Mahsa Amini was arrested by police in Iran for wearing her headscarf in a way that was deemed as ‘improper’. Witnesses have accused police of beating Mahsa, leading her to fall into a coma and later die.
Mahsa’s death has sparked women across Iran to protest by cutting their hair off in public to challenge the country's strict morality laws – risking their lives and arrest in doing so.
Who was Mahsa Amini?
Masha was a 22-year-old woman from Iran, who was arrested by the morality police for wearing her headscarf - or hijab - too loosely. In Iran, women are required to completely cover their hair with their hijab.
Masha was arrested on September 13 and collapsed at the police station – dying three days later.
Police have insisted that she was not mistreated and that she died of a heart attack. However, Mahsa’s family have cast doubt on the account and independent experts from the United Nations (UN) suggest that she was severely beaten.
As a result, Masha’s death has led to public outcry in Tehran, Iran’s capital, and 12 other cities around the country, as well as the United States and countries in the European Union.
What does Masha’s death mean for women’s rights?
Since the revolution in 1979, the Iranian government has enforced strict laws on women’s dress codes, dictating the styles and colours allowed.
However new generations of women have pushed the boundaries of these laws, often showing strands of hair or wearing the wrong kinds of outfits, which result in them being publicly harassed, intimidated and mistreated.
Masha’s death has catalysed these rebellions, with many women shaving their hair and burning their hijabs in an act of solidarity – which some believe to be a sign that Iranian women are gaining momentum to strengthen their rights.
“Women’s issues have long been a catalyst for broader political action in Iran,” said Annabelle Sreberny, professor emeritus at the Iranian Studies Centre at Soas University of London. “This could be it. It could be the moment when people motivated by all the problems facing Iran today, like rising inflation, ecological crisis and lack of democratic participation, coalesce around these women’s issues to challenge the regime.”

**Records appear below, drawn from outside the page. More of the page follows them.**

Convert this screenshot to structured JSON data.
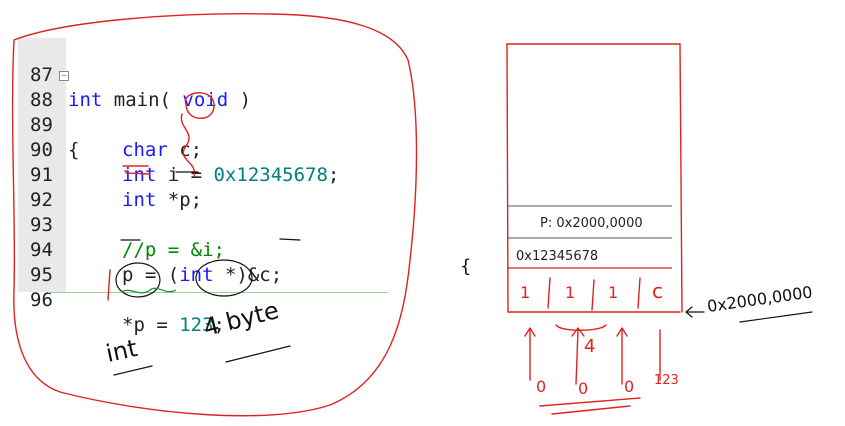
{
  "editor": {
    "lines": [
      {
        "num": "87",
        "t1": "int",
        "t2": " main( ",
        "t3": "void",
        "t4": " )"
      },
      {
        "num": "88",
        "fold": "⊟",
        "t1": "{"
      },
      {
        "num": "89",
        "t1": "char",
        "t2": " c;"
      },
      {
        "num": "90",
        "t1": "int",
        "t2": " i = ",
        "t3": "0x12345678",
        "t4": ";"
      },
      {
        "num": "91",
        "t1": "int",
        "t2": " *p;"
      },
      {
        "num": "92"
      },
      {
        "num": "93",
        "t1": "//p = &i;"
      },
      {
        "num": "94",
        "t1": "p = (",
        "t2": "int",
        "t3": " *)&c;"
      },
      {
        "num": "95"
      },
      {
        "num": "96",
        "t1": "*p = ",
        "t2": "123",
        "t3": ";"
      }
    ]
  },
  "annotations": {
    "int_note": "int",
    "byte_note": "4 byte",
    "bracket_mark": "{"
  },
  "memory": {
    "p_cell": "P: 0x2000,0000",
    "i_cell": "0x12345678",
    "byte_cells": [
      "1",
      "1",
      "1",
      "c"
    ],
    "address_label": "0x2000,0000",
    "span_label": "4",
    "zeros": [
      "0",
      "0",
      "0"
    ],
    "value_label": "123"
  },
  "colors": {
    "ink": "#e0231e",
    "keyword": "#1a1aff",
    "number": "#008080",
    "comment": "#008800"
  }
}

“The women’s movement in Iran started in the first month of the Islamic Republic and has been simmering for at least the last 20 years,” Annabelle continues. “It is seen as a carrier of socially progressive values… many Iranians see the women’s movement as having the potential to be the next social force to make waves.”
Years before Masha’s arrest and death, Iranian feminist journalist Masih Alinejad launched a Facebook group, My Stealthy Freedom, convincing women to take hijab-less selfies. Since, women have united by sharing pictures and videos of their hair – often in public.
Sepideh Rashno, a 28-year-old woman, is one woman who joined the movement, sharing a video of her uncovered hair on the bus just weeks before Masha’s death. As her video went viral, she was detained by police, beaten and forced to apologise live on national television.
“Control of the female body and oppression of women is not just a matter of policy of the current government,” said Azadeh Akbari, a researcher at the University of Twente in the Netherlands, “It is existential to the Islamic Republic and fundamental to its founding ideology.”